A consumer fraud case was filed against the Multi-State Lottery Association, an Iowa-based nonprofit that helps administer games in several state lotteries. The lawsuit alleges the association failed to prevent game rigging and failed to operate games in accordance with the association’s own rules. The suit is brought by lottery players who bought tickets for certain rigged games.
The association’s former security director has been criminally charged with installing software on lotteries’ random number generators that allowed him to predict winning numbers on three days of the year. While it did not give him the exact winning numbers, it allowed them to be predictable. He made the machines produce predictable numbers May 27, November 22, and December 29 if the drawings occurred on Wednesdays or Saturdays after 8pm. He then worked with his brother and friend to buy winning tickets on those days, worth millions.
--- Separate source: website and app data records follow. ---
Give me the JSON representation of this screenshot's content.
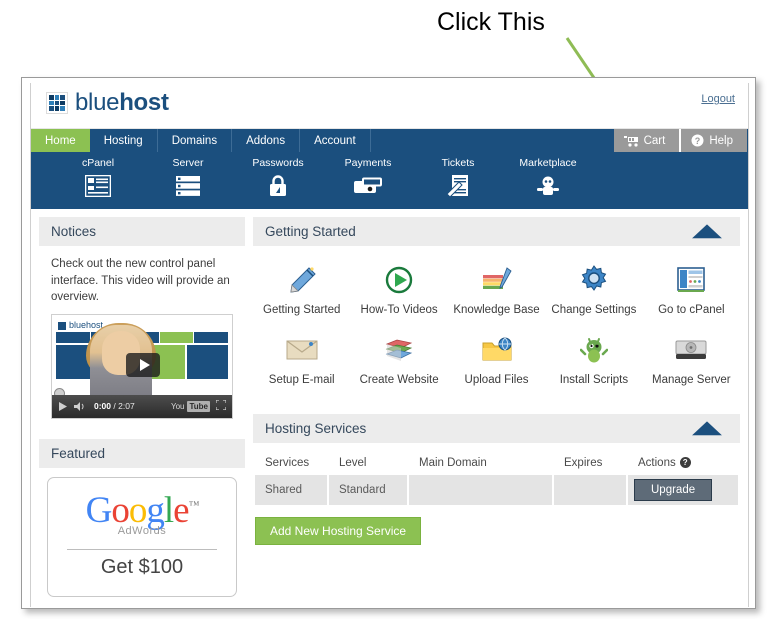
{
  "annotation": {
    "label": "Click This",
    "arrow_color": "#8fbc55",
    "points_to": "Go to cPanel"
  },
  "brand": {
    "name_light": "blue",
    "name_bold": "host",
    "logo_icon": "grid-squares-icon"
  },
  "header": {
    "logout_label": "Logout"
  },
  "nav": {
    "items": [
      {
        "label": "Home",
        "active": true
      },
      {
        "label": "Hosting",
        "active": false
      },
      {
        "label": "Domains",
        "active": false
      },
      {
        "label": "Addons",
        "active": false
      },
      {
        "label": "Account",
        "active": false
      }
    ],
    "buttons": [
      {
        "label": "Cart",
        "icon": "shopping-cart-icon"
      },
      {
        "label": "Help",
        "icon": "question-mark-circle-icon"
      }
    ],
    "active_color": "#8cc152",
    "bar_color": "#1b4f7e"
  },
  "subnav": {
    "items": [
      {
        "label": "cPanel",
        "icon": "cpanel-window-icon"
      },
      {
        "label": "Server",
        "icon": "server-stack-icon"
      },
      {
        "label": "Passwords",
        "icon": "padlock-icon"
      },
      {
        "label": "Payments",
        "icon": "wallet-icon"
      },
      {
        "label": "Tickets",
        "icon": "ticket-wrench-icon"
      },
      {
        "label": "Marketplace",
        "icon": "marketplace-robot-icon"
      }
    ]
  },
  "notices": {
    "title": "Notices",
    "text": "Check out the new control panel interface. This video will provide an overview.",
    "video": {
      "current_time": "0:00",
      "total_time": "2:07",
      "separator": "/",
      "provider": "You",
      "provider_badge": "Tube",
      "play_icon": "play-icon",
      "volume_icon": "volume-icon",
      "fullscreen_icon": "fullscreen-icon"
    }
  },
  "featured": {
    "title": "Featured",
    "ad": {
      "logo_letters": [
        "G",
        "o",
        "o",
        "g",
        "l",
        "e"
      ],
      "trademark": "™",
      "product": "AdWords",
      "offer": "Get $100"
    }
  },
  "getting_started": {
    "title": "Getting Started",
    "collapse_icon": "chevron-up-icon",
    "tiles": [
      {
        "label": "Getting Started",
        "icon": "wizard-hat-icon"
      },
      {
        "label": "How-To Videos",
        "icon": "play-circle-icon"
      },
      {
        "label": "Knowledge Base",
        "icon": "books-pencil-icon"
      },
      {
        "label": "Change Settings",
        "icon": "gear-icon"
      },
      {
        "label": "Go to cPanel",
        "icon": "cpanel-window-icon"
      },
      {
        "label": "Setup E-mail",
        "icon": "envelope-icon"
      },
      {
        "label": "Create Website",
        "icon": "stacked-books-icon"
      },
      {
        "label": "Upload Files",
        "icon": "folder-globe-icon"
      },
      {
        "label": "Install Scripts",
        "icon": "mojo-mascot-icon"
      },
      {
        "label": "Manage Server",
        "icon": "hard-drive-icon"
      }
    ]
  },
  "hosting_services": {
    "title": "Hosting Services",
    "collapse_icon": "chevron-up-icon",
    "columns": [
      "Services",
      "Level",
      "Main Domain",
      "Expires",
      "Actions"
    ],
    "actions_help_icon": "help-icon",
    "rows": [
      {
        "services": "Shared",
        "level": "Standard",
        "main_domain": "",
        "expires": "",
        "action_label": "Upgrade"
      }
    ],
    "add_button_label": "Add New Hosting Service"
  },
  "colors": {
    "brand_blue": "#1b4f7e",
    "accent_green": "#8cc152",
    "panel_header_gray": "#ececec",
    "table_cell_gray": "#e4e4e4",
    "upgrade_button": "#5e6b78"
  }
}
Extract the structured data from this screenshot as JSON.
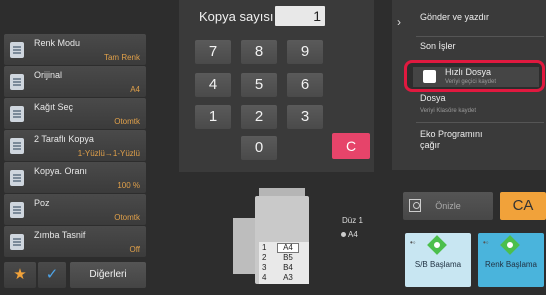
{
  "functions": [
    {
      "title": "Renk Modu",
      "value": "Tam Renk",
      "icon": "color-mode-icon"
    },
    {
      "title": "Orijinal",
      "value": "A4",
      "icon": "original-icon"
    },
    {
      "title": "Kağıt Seç",
      "value": "Otomtk",
      "icon": "paper-select-icon"
    },
    {
      "title": "2 Taraflı Kopya",
      "value": "1-Yüzlü→1-Yüzlü",
      "icon": "duplex-icon"
    },
    {
      "title": "Kopya. Oranı",
      "value": "100 %",
      "icon": "ratio-icon"
    },
    {
      "title": "Poz",
      "value": "Otomtk",
      "icon": "exposure-icon"
    },
    {
      "title": "Zımba Tasnif",
      "value": "Off",
      "icon": "staple-icon"
    }
  ],
  "bottom_bar": {
    "others_label": "Diğerleri"
  },
  "keypad": {
    "copies_label": "Kopya sayısı",
    "copies_value": "1",
    "keys": [
      "7",
      "8",
      "9",
      "4",
      "5",
      "6",
      "1",
      "2",
      "3",
      "0"
    ],
    "clear_label": "C"
  },
  "machine": {
    "trays": [
      {
        "num": "1",
        "size": "A4"
      },
      {
        "num": "2",
        "size": "B5"
      },
      {
        "num": "3",
        "size": "B4"
      },
      {
        "num": "4",
        "size": "A3"
      }
    ],
    "duz_label": "Düz 1",
    "duz_size": "A4"
  },
  "actions": {
    "send_print": "Gönder ve yazdır",
    "saved_jobs": "Son İşler",
    "quick_file": "Hızlı Dosya",
    "quick_file_sub": "Veriyi geçici kaydet",
    "file": "Dosya",
    "file_sub": "Veriyi Klasöre kaydet",
    "eco_program": "Eko Programını çağır"
  },
  "preview_label": "Önizle",
  "ca_label": "CA",
  "start_bw": "S/B Başlama",
  "start_color": "Renk Başlama",
  "colors": {
    "accent_red": "#e0193f",
    "value_orange": "#e0a04a",
    "clear_pink": "#e6446a",
    "ca_orange": "#f1a23a"
  }
}
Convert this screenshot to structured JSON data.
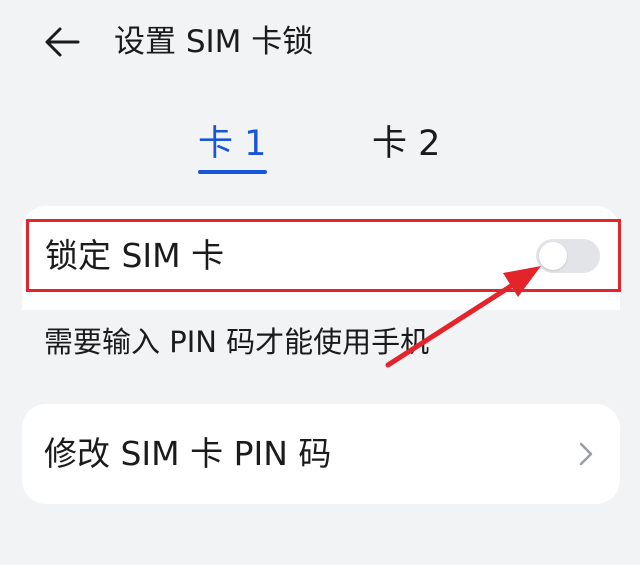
{
  "header": {
    "title": "设置 SIM 卡锁",
    "back_icon": "arrow-left-icon"
  },
  "tabs": [
    {
      "label": "卡 1",
      "selected": true
    },
    {
      "label": "卡 2",
      "selected": false
    }
  ],
  "lock_sim": {
    "label": "锁定 SIM 卡",
    "toggle_on": false
  },
  "hint": "需要输入 PIN 码才能使用手机",
  "change_pin": {
    "label": "修改 SIM 卡 PIN 码",
    "chevron_icon": "chevron-right-icon"
  },
  "colors": {
    "accent": "#1756d6",
    "highlight_box": "#e3242b",
    "annotation_arrow": "#e3242b",
    "background": "#f1f3f5",
    "card": "#ffffff",
    "toggle_off": "#e2e4e7"
  }
}
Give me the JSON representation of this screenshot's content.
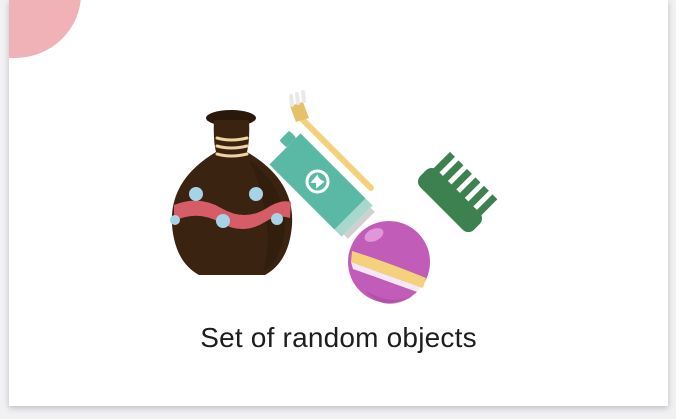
{
  "card": {
    "caption": "Set of random objects",
    "illustration": {
      "objects": [
        "vase-icon",
        "toothbrush-icon",
        "toothpaste-icon",
        "comb-icon",
        "ball-icon"
      ]
    }
  },
  "colors": {
    "corner_accent": "#f0b2b7",
    "vase_body": "#3b2311",
    "vase_band": "#d65c68",
    "vase_dots": "#a6d3e6",
    "toothbrush": "#f4d27b",
    "toothpaste": "#5ab9a5",
    "comb": "#3e8150",
    "ball": "#c25cb9"
  }
}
This occurred between 2005 and 2011 in Colorado, Wisconsin, Iowa, Kansas, and Oklahoma. The former director was caught when a surveillance video showed him buying a winning $16 million Hot Lotto ticket in December 2010.
The lead plaintiff in the class action, an insurance salesman from Iowa, kept the $45 in tickets he played in that particular drawing, as well as a detailed ledger of all games he plays. The lawsuit alleges hundreds of thousands of lottery players lost money and should be reimbursed, plus interest. So far the suit only includes players of Hot Lotto, Colorado Lotto, Wisconsin Megabucks, and Kansas 2X2, but the litigation and criminal investigation could uncover others.
This is the first class action lawsuit to be filed based on jackpot-rigging allegations. However, another Iowa man has filed an individual lawsuit after winning a $9 million jackpot in 2011. He says the jackpot would have been worth $25.5 million had the prior drawing not been rigged.